Turf Talk: Overseeding

As I’m sure many of you have noticed the driving range tees along with the front entrance have new vibrant green color to them. The decision was made this year to overseed these areas with turf type perennial ryegrass. This is a common strategy among golf courses to provide golfers with not only an aesthetically pleasing view, but a better surface to play and practice from in the winter months when bermudagrass is dormant.Green

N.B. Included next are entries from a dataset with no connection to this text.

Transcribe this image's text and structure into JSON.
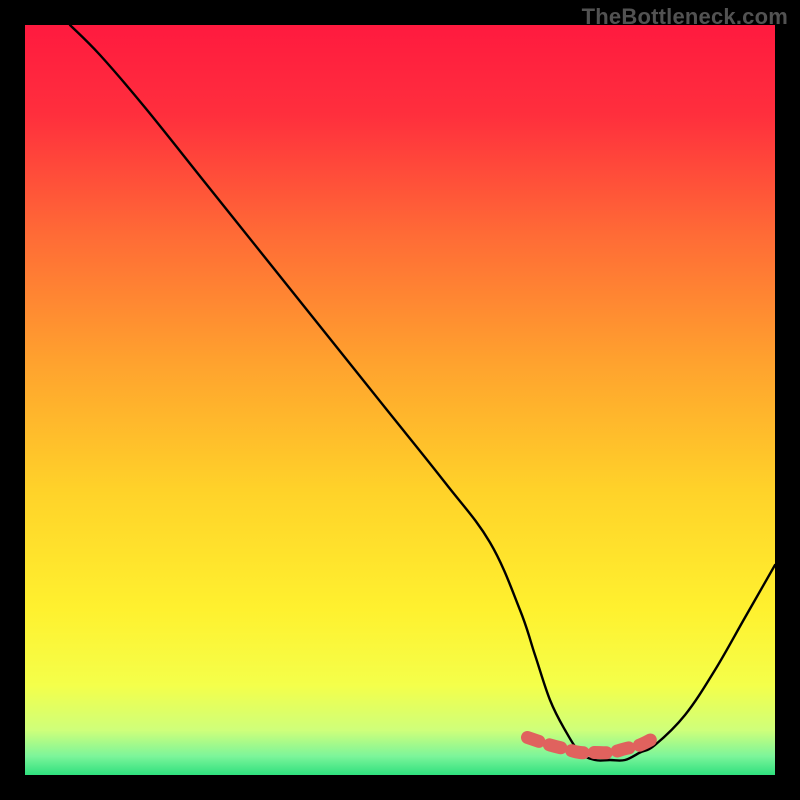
{
  "watermark": "TheBottleneck.com",
  "chart_data": {
    "type": "line",
    "title": "",
    "xlabel": "",
    "ylabel": "",
    "xlim": [
      0,
      100
    ],
    "ylim": [
      0,
      100
    ],
    "grid": false,
    "series": [
      {
        "name": "bottleneck-curve",
        "x": [
          6,
          10,
          16,
          24,
          32,
          40,
          48,
          56,
          62,
          66,
          68,
          70,
          72,
          74,
          76,
          78,
          80,
          82,
          84,
          88,
          92,
          96,
          100
        ],
        "y": [
          100,
          96,
          89,
          79,
          69,
          59,
          49,
          39,
          31,
          22,
          16,
          10,
          6,
          3,
          2,
          2,
          2,
          3,
          4,
          8,
          14,
          21,
          28
        ]
      }
    ],
    "markers": {
      "name": "highlight-band",
      "x": [
        67,
        70,
        72,
        74,
        76,
        78,
        80,
        82,
        84
      ],
      "y": [
        5,
        4,
        3.5,
        3,
        3,
        3,
        3.5,
        4,
        5
      ]
    },
    "gradient_stops": [
      {
        "offset": 0.0,
        "color": "#ff1a3f"
      },
      {
        "offset": 0.12,
        "color": "#ff2f3d"
      },
      {
        "offset": 0.28,
        "color": "#ff6b36"
      },
      {
        "offset": 0.45,
        "color": "#ffa22e"
      },
      {
        "offset": 0.62,
        "color": "#ffd229"
      },
      {
        "offset": 0.78,
        "color": "#fff12f"
      },
      {
        "offset": 0.88,
        "color": "#f4ff4a"
      },
      {
        "offset": 0.94,
        "color": "#cfff7a"
      },
      {
        "offset": 0.975,
        "color": "#7cf59a"
      },
      {
        "offset": 1.0,
        "color": "#2fe07e"
      }
    ]
  }
}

The process of overseeding, at least in our case is fairly simple giving that we are only overseeding 30,000 square ft. It starts with mowing the areas at a height of “.450, followed by a detailed blowing. The shorter height ensures better seed to soil contact which is vital for seed germination and establishment. Next the seed was applied at a rate of 16lbs/1000 square feet with a drop spreader in two directions to ensure and even stand. A “coco” mat is then used to softly drag the seed into the canopy and ensure again that there is good seed to soil contact. Small amounts of water are then applied 3-4 times per day until germination. Once seed has germinated a starter fertilizer is applied and water is cut in half. Generally, depending on weather, the seed germinates in 5-7 days and is ready for use in 14-20 days from the seed date.

 

Hopefully everyone enjoys the ryegrass this winter, as it will provide a good surface for practice. We will evaluate in the spring/early summer whether or not this was a cost effective process being that there are added labor hours and inputs, as well as the potential harm that overseeding can have on bermudagrass. However, I do not anticipate much noticeable damage since our seed rate is in the moderate range; most damage is seen with higher rates. Thank you for your patience during the establishment process. 

 

 

Turf Talk John 2

 

Turf Talk is brought to you by Oaks Course Superintendent, John Fields. Stay tuned formore about the turf of our course and additional information as we roll out this new blog series!

11240 Brown Bridge Road
Covington, GA 30014
(770) 786-3801